When used together, 3D printing and topology optimization can deliver objects with minimum mass, which will save money in raw materials.
Topology optimization and additive manufacturing are two techniques that together have the potential to help you create a new generation of exciting products. While additive manufacturing, also known as 3D printing, is widely used by product development organizations to create prototypes from digital models, topology optimization has been restricted to companies with extensive CAE resources, such as automotive and aerospace manufacturers. Until recently, the tools needed to generate designs with organic-like structures had not been available at a price, or a level of usability, that encouraged broader industry adoption. But that is changing, and topology optimization and additive manufacturing are now poised to accelerate the process of product development.
The promise of marrying these techniques is not just theoretical. A number of organizations have demonstrated the benefits of combining additive layer manufacturing (ALM) with topology optimization design. For example, research at EADS has showed that an Airbus A320 hinge bracket could be significantly reduced in weight by using ALM in tandem with topology optimization. The optimization process enabled the designers to quickly hone in on the most efficient, lightweight structure, while the use of ALM created further weight reductions by minimizing waste in the manufacturing process. Using these techniques together, the EADS design engineers had greater freedom to explore alternatives while cutting overall development time and costs.
So what is topology optimization? It is a mathematical method that generates a material layout within a given design space based on a set of loads and other conditions provided by a design engineer. By way of example, let’s look at a simple beam created and optimized using topology optimization software solidThinking Inspire. In this case, the design space is a rectangular block, supported at the lower corners with a single load applied to the top face. Once the design space has been created and the loads applied, you run the optimization and within minutes, the software generates a result that looks like a structure one would find in nature. It is apparent that additive manufacturing technology is a more appropriate process for creating this structure than a traditional subtractive process like machining from a billet. The design freedom of additive manufacturing processes allows a literal interpretation of the design, saving weight while also reducing local stress and maintaining structural stiffness.

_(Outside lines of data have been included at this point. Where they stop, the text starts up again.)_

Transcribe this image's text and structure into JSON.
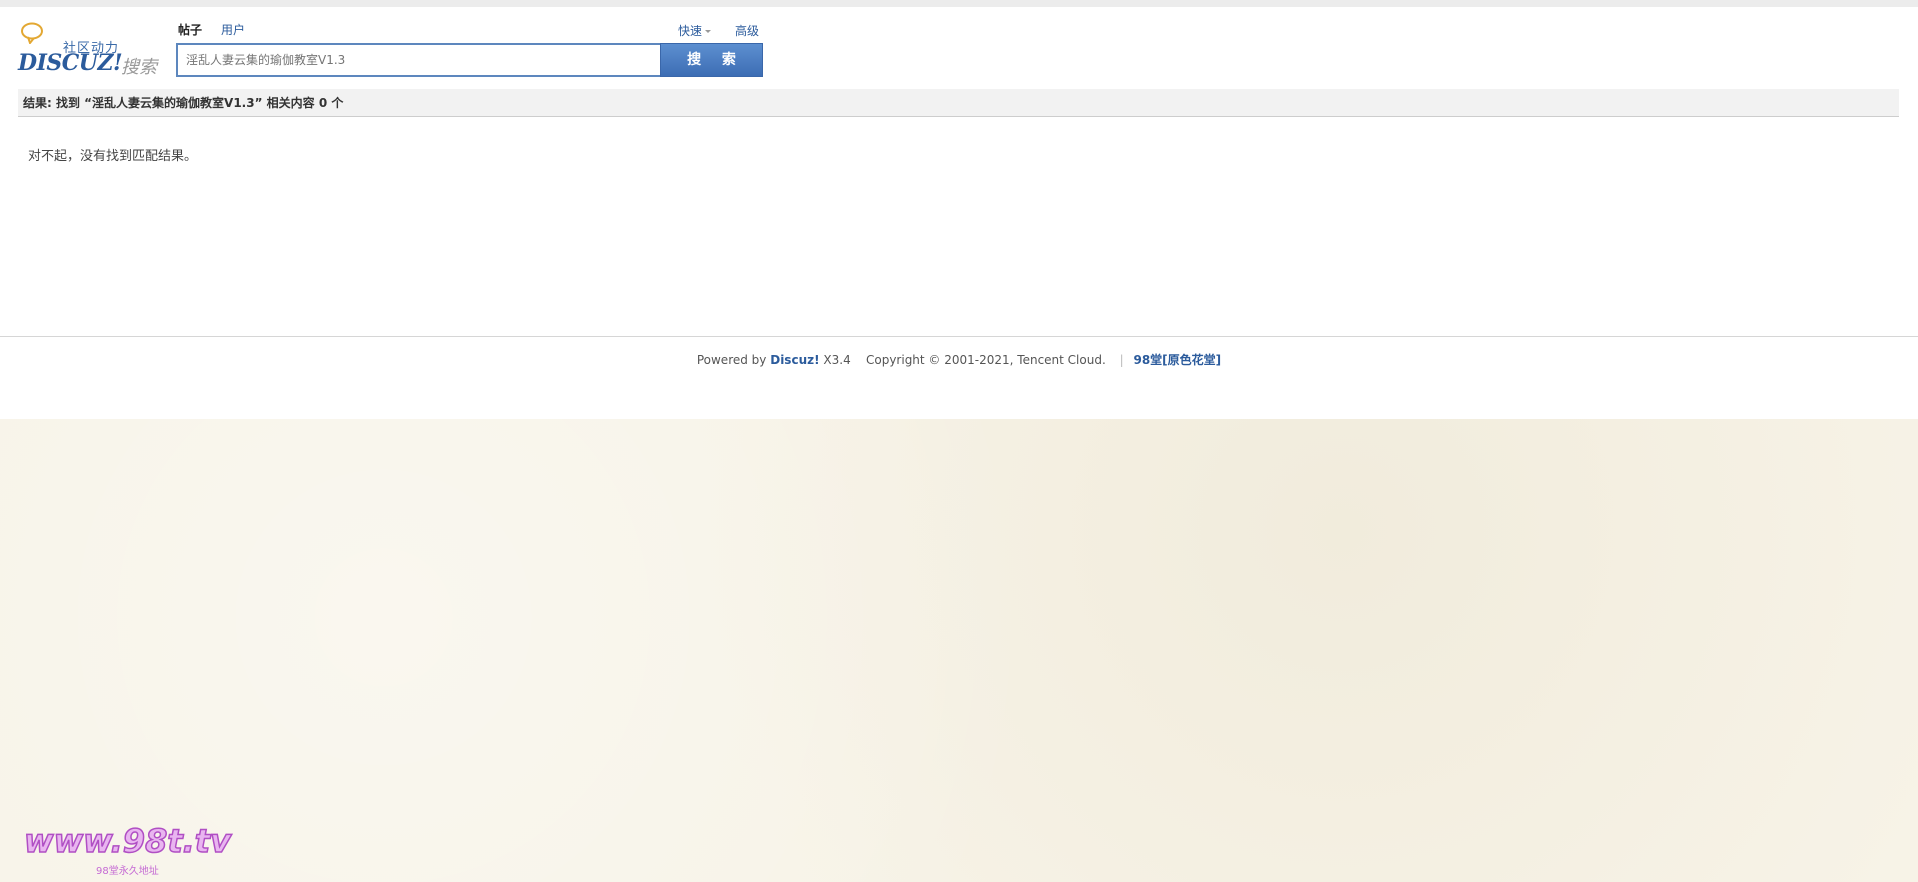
{
  "logo": {
    "slogan": "社区动力",
    "brand": "DISCUZ!",
    "search_word": "搜索"
  },
  "search": {
    "tabs": [
      {
        "label": "帖子",
        "active": true
      },
      {
        "label": "用户",
        "active": false
      }
    ],
    "query_value": "淫乱人妻云集的瑜伽教室V1.3",
    "button_label": "搜 索",
    "quick_label": "快速",
    "advanced_label": "高级"
  },
  "results": {
    "summary": "结果: 找到 “淫乱人妻云集的瑜伽教室V1.3” 相关内容 0 个",
    "empty_message": "对不起，没有找到匹配结果。"
  },
  "footer": {
    "powered_by": "Powered by",
    "brand": "Discuz!",
    "version": "X3.4",
    "copyright": "Copyright © 2001-2021, Tencent Cloud.",
    "site_link": "98堂[原色花堂]"
  },
  "watermark": {
    "main": "www.98t.tv",
    "sub": "98堂永久地址"
  },
  "colors": {
    "link": "#2b5b9c",
    "button": "#4a7cc2",
    "page_bg": "#f7f3e7"
  }
}
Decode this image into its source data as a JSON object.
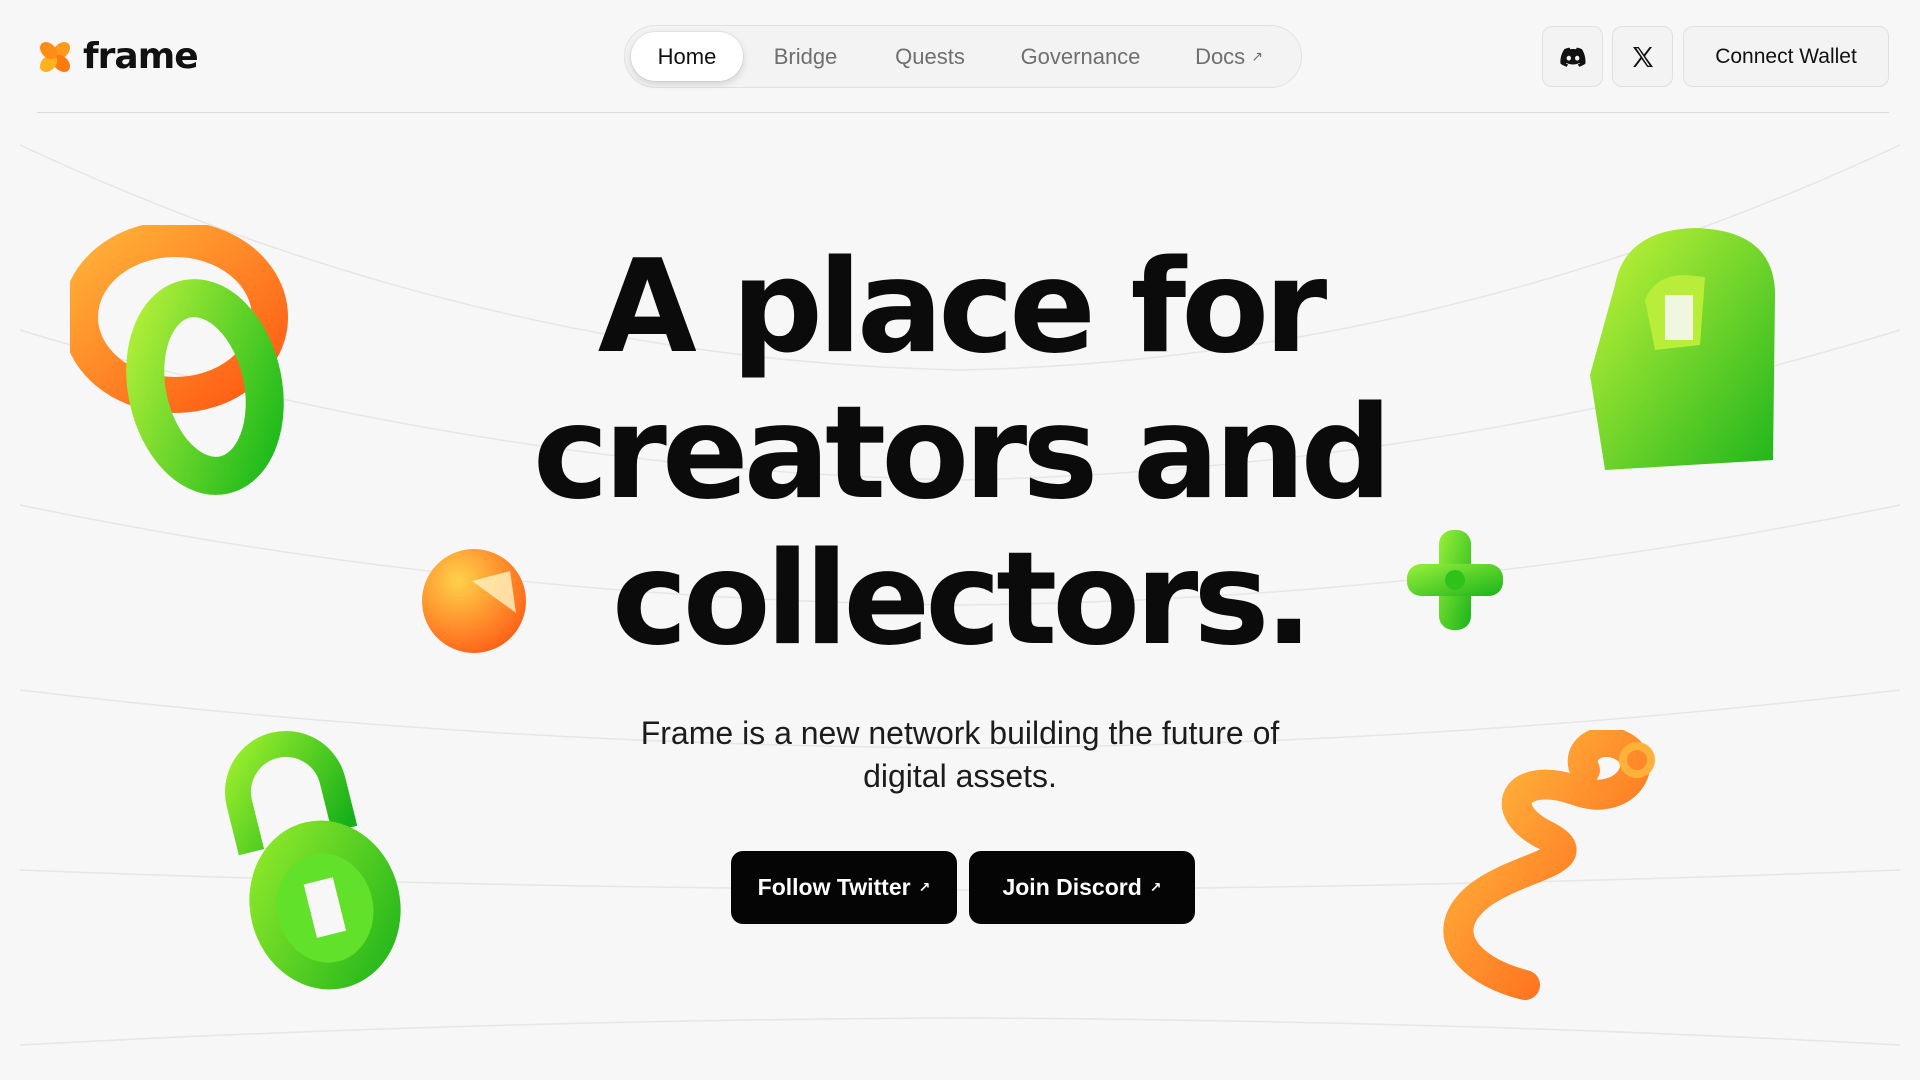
{
  "brand": {
    "name": "frame",
    "colors": {
      "orange": "#ff8a1f",
      "green": "#3ccf1a",
      "lime": "#8ee31a",
      "text": "#0b0b0b",
      "background": "#f7f7f7"
    }
  },
  "nav": {
    "items": [
      {
        "label": "Home",
        "active": true
      },
      {
        "label": "Bridge",
        "active": false
      },
      {
        "label": "Quests",
        "active": false
      },
      {
        "label": "Governance",
        "active": false
      },
      {
        "label": "Docs",
        "active": false,
        "external_icon": "↗"
      }
    ]
  },
  "header_actions": {
    "discord_icon": "discord-icon",
    "x_icon": "x-icon",
    "connect_label": "Connect Wallet"
  },
  "hero": {
    "title_lines": [
      "A place for",
      "creators and",
      "collectors."
    ],
    "subtitle_line1": "Frame is a new network building the future of",
    "subtitle_line2": "digital assets.",
    "buttons": [
      {
        "label": "Follow Twitter",
        "icon": "↗"
      },
      {
        "label": "Join Discord",
        "icon": "↗"
      }
    ]
  }
}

The Inspire software lets you sketch surfaces and create solids within an intuitive user interface or import data from your existing CAD tool. The geometry can then be prepared as a design space and materials and loading conditions assigned before being optimized. Although not always required for 3D printing, manufacturing and shape controls can be applied including minimum member size, symmetry, pattern repetition, or cyclic repetition. The results of the optimization can be exported in STL format.
Topology optimization results often have a visual appeal that provokes discussion. These conversations enhance the product development process by inviting early dialog about part loading, the product aesthetic, and manufacturing considerations. The optimization tool then enables you to quickly explore alternative directions, ensuring that you find a mass-efficient proposal. The opportunity to realize these results in a physical form through additive manufacturing increases the impact of the presented design concept.
The images of the chairs shows the rapid evolution of two of them designed using topology optimization and produced using 3D printing. The design space, shown in brown, represents the maximum volume that a solution can occupy. Typical loads for a chair and symmetry controls have also been applied. The optimized result is shown in orange. This result can be exported in STL format allowing minor updates to be made prior to prototype manufacture.
Now that additive manufacturing has removed many traditional constraints, the potential benefits of topology optimization are amplified. Saving product weight on a machined part does not necessarily save money. The size of the billet required is usually the same, but more material gets removed in the manufacturing process. With an additive technique, the amount of material used is directly proportional to the part weight: the heavier the part the more expensive it is to make. Now a part designed using topology optimization to achieve minimum mass will save money in raw materials. Our approach to product design should change as a result, especially when manufacturing small quantities of parts.
One historical challenge for engineers when presented with the results of topology optimization is translating organic-looking forms into CAD geometry ready for manufacture. While the manufacturing controls in the Inspire program make it easier to produce models suitable for conventional manufacturing processes, those who use 3D printing have the freedom to produce more complex shapes. The unconstrained topology results are invariably lighter than an interpreted version and save more time in the development process.
Faster, smarter, lighter
The Inspire software is not just suited to parts created using additive manufacturing processes. Stefan Terebesi Sr. Engineer at Key Safety Systems, Inc., a Tier 1 manufacturer of automotive safety equipment, has been using the software to help him and his team generate efficient structures for safety critical components in vehicle restraint systems. He explained, “We were interested in generating design concepts based on optimized performance requirements that would help design better performing parts in less time.”
The use of Inspire allowed the team to study quickly what effect changes to loading conditions or package space might have on their design direction. Said Terebesi, “solidThinking Inspire provides a tool that can quickly suggest ideal part geometries, giving an opportunity to reduce development cycle time and enhancing the knowledge of the engineer regarding structural requirements of the component.”
Additive manufacturing and topology optimization share many common attributes including the speed at which designs can be realized, the opportunity to quickly understand the effect of changes, and the delivery of the lightest weight solution. Using the two technologies together compounds these advantages.
While each has virtues when used independently, there is an enormous opportunity to combine them and multiply their advantages. MPF